The first masterful piece of mass entertainment reflecting the Trump era is here and, strangely enough, it’s based on a novel from 32 years ago. Thanks Hulu, or more correctly, damn you, Hulu – for your new series The Handmaid’s Tale.
Set in a dystopian future where women have no rights and the country has undergone a cultural/religious revolution brought on by terrorism and perhaps limited (!) nuclear war, The Handmaid’s Tale is simultaneously riveting and extremely difficult to watch. Much like an accident. Or Sean Spicer’s daily White House press briefings when not given by Melissa McCarthy.
Of course, to reduce the retelling of Margaret Atwood’s classic 1985 novel, which she wrote decades ago in Germany when the Berlin Wall was coming down, as merely an allegory for Trumpism would be selling it short. Not to mention it would be giving the Electoral College POTUS too much credit. (Note: The mere mention of his name is too much credit for me, but that’s another story, and not a particularly funny or readable one. So I will #resist the temptation).
The brilliance of Atwood’s story is that her dystopian world adapts to easily reflect the post-modern apocalyptic realities from any number of time periods in which we currently reside. Though perhaps this series just makes it look that way. More correctly, it’s probably a little bit of both.
Imagine a world where women are not in control of their reproductive rights or being gay is seen as “gender treachery” and appropriately punished. Then revisit Trump’s sound bite at a town hall event with Republican voters in Wisconsin last year where he publicly stated that if abortion becomes illegal women should face “some form of punishment.”

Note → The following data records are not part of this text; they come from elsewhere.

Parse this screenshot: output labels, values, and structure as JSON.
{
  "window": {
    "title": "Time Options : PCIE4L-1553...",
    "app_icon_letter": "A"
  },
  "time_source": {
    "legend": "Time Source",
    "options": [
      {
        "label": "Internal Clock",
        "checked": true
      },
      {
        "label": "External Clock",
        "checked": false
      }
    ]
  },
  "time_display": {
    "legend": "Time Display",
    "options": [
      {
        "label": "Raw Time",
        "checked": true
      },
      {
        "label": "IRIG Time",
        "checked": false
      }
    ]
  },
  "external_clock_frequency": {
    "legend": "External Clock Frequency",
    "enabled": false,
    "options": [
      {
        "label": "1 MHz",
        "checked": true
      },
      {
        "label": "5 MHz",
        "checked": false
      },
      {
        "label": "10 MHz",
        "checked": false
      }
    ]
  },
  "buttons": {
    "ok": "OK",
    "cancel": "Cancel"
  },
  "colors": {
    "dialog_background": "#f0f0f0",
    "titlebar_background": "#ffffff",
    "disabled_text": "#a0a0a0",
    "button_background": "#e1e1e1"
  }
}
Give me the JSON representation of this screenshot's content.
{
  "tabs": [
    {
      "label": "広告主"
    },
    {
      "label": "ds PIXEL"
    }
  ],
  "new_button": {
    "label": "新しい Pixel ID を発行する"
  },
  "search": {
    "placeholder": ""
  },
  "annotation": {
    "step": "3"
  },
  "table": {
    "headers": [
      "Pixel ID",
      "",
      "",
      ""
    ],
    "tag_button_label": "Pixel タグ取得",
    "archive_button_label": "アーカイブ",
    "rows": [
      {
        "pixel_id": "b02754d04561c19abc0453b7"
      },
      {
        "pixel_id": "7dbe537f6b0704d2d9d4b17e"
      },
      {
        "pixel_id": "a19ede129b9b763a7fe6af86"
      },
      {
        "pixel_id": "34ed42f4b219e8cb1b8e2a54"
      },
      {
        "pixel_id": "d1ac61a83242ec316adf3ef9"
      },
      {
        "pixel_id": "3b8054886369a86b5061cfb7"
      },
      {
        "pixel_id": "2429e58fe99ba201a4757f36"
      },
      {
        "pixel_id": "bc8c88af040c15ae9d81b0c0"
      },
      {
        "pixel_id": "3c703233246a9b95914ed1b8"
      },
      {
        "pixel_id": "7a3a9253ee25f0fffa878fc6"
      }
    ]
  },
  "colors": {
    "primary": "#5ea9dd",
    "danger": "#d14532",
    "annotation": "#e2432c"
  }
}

Or simply read about the well-documented death and torture of gay men now occurring in numerous “detention centers” in pro-Russia Chechnya.
In the Hulu/Atwood world of terrorism, contemporary women, who only hours before were annoyed that their Uber driver was late, now find all their digital imprints frozen and assets seized. It’s for their own safety, say the authorities. Terrorists. Nuclear war. Centralize power and control for PROTECTION.
When mass sterility (due to environmental poisoning) sets in only a few years later it’s not hard to see that the few females that are still somehow able to reproduce become a treasured governmental commodity. I mean, what price is the continuation of the WORLD, right?
The fact that this is a world now dominated primarily by wealthy WHITE men, helped along by a few female counterparts not quite as powerful as they are, is not really questioned. And the fact that it’s not really questioned by the masses is one of the few differences it has from the basic world order in 2017.
Right after the inauguration of Donald Trump 3.2 million people took to the streets in a march for women’s rights. Which in turn became a growing resistance to emerging authoritarian rule that promised to roll back the rights of numerous other minorities – of color, of race, of national origin, of sexual persuasion, you name it – by an authoritarian voted in by a PLURALITY of voters. The idea, to save the country going down the tubes by making it GREAT again, was not sitting particularly well with its masses.
So given what I saw as one of those 3.2 million masses marching back in January it was not too difficult, and more than a little scary, for me to make the leap this Hulu series asks. Especially since the three black hooded corpses of a priest, a doctor and a gay man hanging on ropes high from the walls of what used to be a former library were really only incidental backdrops. That’s how I often feel now as a gay man in Trump country and Trump logic. An annoying incidental to the main story.
Which in some ways is a better place to be than enduring the indignities many females are facing in Trump America. Certainly, it’s better than what the lead women in the Hulu show were about to endure. Though even here I hate to sell the latter short.
It’s hard to tell where any of this is going or whether fiction will for sure prove worse than fact. As a wise psychiatrist once told me, you can only operate from “what is.” And what we do know in the real world is that an estimated 13,000 women are now planning to run for office across the country and a group called Emerge America recently held training classes for 25 female Democratic candidates for Congress, state senate, city council, etc. in 18 states.
Their numbers are up 87% since the election, which seems reasonable. So do comments from the female candidates on a recent NBC news report where one admitted needing practice in the best ways to do things like “asking for money” and “connecting with voters.” Those skills don’t always come naturally for those not born into power positions. But what do they say – Necessity is the mother of invention? Actually, it was not they but the Greek philosopher Plato and yes, I had to look it up. (Note: And yes, he was a man, as far as we know. Which doesn’t make it any less true).
As far as the series is concerned, I take some solace in the casting of Mad Men’s Elisabeth Moss in the key lead role of Offred/June, our birth machine/handmaid heroine. Watching Ms. Moss personify the slow empowerment of the 1960s woman as Mad Men’s Peggy Olson – who goes from mousy, intelligent and intimidated to smart, savvy and, yes, empowered, gave hope to many of us hopeless incidentals. And to any of us who have ever felt, or will feel this way.
It’s one of the best gifts a truly gifted actor can give us. So in the bleak but all too truly allegorical world of The Handmaid’s Tale we can’t help but feel safe in her hands.
One wishes the same could be said about the leading player, or players, in our 2017 reality.